Your answer is every line of the material below in which the string "desc" occurs.

» **Data in this exercise**:

[Start of section]

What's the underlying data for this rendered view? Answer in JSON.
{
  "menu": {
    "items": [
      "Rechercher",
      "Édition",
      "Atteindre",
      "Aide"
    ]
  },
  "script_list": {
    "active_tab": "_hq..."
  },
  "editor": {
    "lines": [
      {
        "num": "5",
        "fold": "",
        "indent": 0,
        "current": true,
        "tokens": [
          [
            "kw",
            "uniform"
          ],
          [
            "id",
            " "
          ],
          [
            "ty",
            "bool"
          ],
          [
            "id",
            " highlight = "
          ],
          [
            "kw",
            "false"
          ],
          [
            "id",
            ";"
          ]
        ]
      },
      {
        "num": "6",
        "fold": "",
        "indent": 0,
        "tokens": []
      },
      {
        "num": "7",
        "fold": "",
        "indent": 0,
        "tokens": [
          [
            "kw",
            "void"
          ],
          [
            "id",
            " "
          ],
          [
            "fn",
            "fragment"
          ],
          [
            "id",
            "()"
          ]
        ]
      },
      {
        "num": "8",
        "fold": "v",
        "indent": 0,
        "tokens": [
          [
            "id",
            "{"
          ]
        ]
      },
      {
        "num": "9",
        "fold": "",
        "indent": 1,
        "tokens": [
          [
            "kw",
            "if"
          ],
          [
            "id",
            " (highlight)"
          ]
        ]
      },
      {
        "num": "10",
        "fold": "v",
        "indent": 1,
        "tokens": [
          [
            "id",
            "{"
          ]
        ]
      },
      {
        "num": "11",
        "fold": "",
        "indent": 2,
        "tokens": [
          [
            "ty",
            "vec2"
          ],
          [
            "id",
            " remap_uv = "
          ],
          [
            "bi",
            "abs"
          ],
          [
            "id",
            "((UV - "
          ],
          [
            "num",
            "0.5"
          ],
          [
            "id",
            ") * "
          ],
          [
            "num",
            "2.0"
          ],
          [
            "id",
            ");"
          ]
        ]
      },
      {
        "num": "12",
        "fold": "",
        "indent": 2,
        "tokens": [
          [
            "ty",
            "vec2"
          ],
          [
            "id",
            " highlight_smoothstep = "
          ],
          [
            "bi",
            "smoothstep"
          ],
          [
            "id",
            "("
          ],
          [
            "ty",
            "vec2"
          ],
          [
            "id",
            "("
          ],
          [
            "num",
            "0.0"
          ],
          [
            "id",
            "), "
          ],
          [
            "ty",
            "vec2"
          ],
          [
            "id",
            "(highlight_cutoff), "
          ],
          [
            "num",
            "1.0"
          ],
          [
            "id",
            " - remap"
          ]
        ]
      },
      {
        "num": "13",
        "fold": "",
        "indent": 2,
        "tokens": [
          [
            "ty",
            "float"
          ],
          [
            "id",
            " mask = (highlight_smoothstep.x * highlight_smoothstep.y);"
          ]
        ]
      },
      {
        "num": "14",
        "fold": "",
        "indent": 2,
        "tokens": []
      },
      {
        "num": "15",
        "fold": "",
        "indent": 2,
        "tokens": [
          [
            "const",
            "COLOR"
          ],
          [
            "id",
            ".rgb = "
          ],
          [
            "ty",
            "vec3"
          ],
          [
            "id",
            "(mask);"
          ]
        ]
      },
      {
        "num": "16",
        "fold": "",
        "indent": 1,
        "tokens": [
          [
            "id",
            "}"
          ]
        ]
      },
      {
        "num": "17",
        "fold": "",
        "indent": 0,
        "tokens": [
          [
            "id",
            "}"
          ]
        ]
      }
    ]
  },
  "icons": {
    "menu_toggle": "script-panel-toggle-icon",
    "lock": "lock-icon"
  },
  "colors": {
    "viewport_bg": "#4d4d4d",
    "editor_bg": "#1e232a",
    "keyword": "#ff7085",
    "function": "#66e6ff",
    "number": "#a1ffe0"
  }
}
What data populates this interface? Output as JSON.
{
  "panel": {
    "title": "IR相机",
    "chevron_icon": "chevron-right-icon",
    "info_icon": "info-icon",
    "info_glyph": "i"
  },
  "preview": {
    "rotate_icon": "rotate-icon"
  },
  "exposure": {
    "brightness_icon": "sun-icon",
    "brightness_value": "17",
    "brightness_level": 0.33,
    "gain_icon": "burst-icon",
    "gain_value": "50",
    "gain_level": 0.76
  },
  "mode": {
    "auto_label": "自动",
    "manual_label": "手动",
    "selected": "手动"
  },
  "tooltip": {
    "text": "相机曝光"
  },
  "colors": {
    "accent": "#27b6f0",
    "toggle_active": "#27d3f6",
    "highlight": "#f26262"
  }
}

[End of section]
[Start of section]

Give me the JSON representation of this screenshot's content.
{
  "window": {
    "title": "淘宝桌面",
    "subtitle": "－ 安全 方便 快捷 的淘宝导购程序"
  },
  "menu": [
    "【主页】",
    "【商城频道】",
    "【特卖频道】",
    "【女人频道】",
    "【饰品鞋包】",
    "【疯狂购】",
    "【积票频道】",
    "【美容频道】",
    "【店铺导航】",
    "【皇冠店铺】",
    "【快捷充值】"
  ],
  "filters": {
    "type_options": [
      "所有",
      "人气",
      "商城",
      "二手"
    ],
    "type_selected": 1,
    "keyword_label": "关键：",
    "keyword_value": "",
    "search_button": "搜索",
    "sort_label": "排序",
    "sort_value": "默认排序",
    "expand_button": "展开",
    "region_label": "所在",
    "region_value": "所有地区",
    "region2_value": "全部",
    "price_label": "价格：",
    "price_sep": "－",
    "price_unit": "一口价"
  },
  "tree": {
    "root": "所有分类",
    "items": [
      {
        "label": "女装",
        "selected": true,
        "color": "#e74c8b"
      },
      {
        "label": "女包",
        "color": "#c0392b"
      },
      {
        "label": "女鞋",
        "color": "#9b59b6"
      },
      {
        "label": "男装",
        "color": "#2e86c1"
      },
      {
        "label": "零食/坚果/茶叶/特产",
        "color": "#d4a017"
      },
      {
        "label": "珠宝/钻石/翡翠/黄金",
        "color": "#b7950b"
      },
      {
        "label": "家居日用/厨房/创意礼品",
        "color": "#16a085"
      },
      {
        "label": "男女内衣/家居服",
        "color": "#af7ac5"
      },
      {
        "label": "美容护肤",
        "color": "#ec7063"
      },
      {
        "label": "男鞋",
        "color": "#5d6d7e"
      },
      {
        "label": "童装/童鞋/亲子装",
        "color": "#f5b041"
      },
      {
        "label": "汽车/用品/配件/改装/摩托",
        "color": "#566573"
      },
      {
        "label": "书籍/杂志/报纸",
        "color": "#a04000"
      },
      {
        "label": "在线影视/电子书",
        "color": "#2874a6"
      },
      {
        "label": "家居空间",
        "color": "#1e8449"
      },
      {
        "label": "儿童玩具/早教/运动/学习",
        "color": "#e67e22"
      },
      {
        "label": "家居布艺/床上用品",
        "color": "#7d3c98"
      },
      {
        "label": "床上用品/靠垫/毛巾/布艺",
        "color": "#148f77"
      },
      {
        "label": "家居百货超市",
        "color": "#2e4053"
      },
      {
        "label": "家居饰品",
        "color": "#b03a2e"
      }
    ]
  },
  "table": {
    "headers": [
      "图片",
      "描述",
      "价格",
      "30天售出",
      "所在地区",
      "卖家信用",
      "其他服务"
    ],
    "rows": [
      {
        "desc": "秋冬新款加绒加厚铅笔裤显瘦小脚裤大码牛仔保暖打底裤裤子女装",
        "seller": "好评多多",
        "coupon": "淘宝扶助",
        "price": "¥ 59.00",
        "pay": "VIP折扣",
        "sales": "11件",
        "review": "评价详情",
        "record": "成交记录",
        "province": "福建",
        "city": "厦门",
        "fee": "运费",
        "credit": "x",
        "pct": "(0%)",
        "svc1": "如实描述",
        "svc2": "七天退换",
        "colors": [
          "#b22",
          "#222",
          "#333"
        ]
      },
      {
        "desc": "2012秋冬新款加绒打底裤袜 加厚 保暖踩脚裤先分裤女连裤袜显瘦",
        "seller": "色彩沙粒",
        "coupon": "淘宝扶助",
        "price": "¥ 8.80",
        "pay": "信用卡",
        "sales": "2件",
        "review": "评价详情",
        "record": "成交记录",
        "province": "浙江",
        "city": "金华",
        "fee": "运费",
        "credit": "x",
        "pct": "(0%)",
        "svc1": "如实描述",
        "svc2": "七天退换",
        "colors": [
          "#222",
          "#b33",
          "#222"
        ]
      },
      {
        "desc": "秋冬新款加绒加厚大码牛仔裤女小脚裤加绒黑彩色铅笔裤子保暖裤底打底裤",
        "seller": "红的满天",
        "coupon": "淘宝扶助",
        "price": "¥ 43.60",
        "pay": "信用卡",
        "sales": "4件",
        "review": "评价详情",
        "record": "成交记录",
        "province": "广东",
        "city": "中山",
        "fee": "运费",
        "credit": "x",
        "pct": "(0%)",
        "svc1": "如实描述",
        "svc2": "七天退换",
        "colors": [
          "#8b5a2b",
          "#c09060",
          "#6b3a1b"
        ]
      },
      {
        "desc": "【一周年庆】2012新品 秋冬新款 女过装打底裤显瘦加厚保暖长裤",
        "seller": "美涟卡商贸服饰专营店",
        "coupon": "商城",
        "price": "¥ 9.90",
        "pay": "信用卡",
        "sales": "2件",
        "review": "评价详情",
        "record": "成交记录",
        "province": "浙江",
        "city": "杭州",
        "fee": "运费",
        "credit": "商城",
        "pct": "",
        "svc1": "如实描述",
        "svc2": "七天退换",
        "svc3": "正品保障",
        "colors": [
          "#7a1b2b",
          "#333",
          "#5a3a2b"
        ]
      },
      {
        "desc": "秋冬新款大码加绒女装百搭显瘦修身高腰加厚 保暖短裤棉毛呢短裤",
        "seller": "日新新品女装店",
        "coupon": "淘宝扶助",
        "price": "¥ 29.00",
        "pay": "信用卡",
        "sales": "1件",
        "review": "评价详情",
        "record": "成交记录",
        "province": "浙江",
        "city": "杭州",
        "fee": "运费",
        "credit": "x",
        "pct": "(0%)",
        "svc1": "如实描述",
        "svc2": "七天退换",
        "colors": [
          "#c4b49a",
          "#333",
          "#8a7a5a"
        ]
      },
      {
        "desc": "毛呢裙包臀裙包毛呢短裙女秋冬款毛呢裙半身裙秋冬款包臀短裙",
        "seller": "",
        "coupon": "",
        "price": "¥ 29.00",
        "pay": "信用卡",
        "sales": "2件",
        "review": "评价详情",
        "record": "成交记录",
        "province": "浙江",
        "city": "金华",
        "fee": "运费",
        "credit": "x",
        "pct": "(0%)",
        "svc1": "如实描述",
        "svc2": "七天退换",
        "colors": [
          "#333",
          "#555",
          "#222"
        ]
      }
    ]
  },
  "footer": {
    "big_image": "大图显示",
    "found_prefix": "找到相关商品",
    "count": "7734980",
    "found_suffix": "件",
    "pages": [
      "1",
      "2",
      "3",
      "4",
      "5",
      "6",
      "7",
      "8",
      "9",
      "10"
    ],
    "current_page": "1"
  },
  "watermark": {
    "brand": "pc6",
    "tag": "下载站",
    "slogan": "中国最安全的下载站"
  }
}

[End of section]

» **Your solution**:
        "desc": "秋冬新款加绒加厚铅笔裤显瘦小脚裤大码牛仔保暖打底裤裤子女装",
        "desc": "2012秋冬新款加绒打底裤袜 加厚 保暖踩脚裤先分裤女连裤袜显瘦",
        "desc": "秋冬新款加绒加厚大码牛仔裤女小脚裤加绒黑彩色铅笔裤子保暖裤底打底裤",
        "desc": "【一周年庆】2012新品 秋冬新款 女过装打底裤显瘦加厚保暖长裤",
        "desc": "秋冬新款大码加绒女装百搭显瘦修身高腰加厚 保暖短裤棉毛呢短裤",
        "desc": "毛呢裙包臀裙包毛呢短裙女秋冬款毛呢裙半身裙秋冬款包臀短裙",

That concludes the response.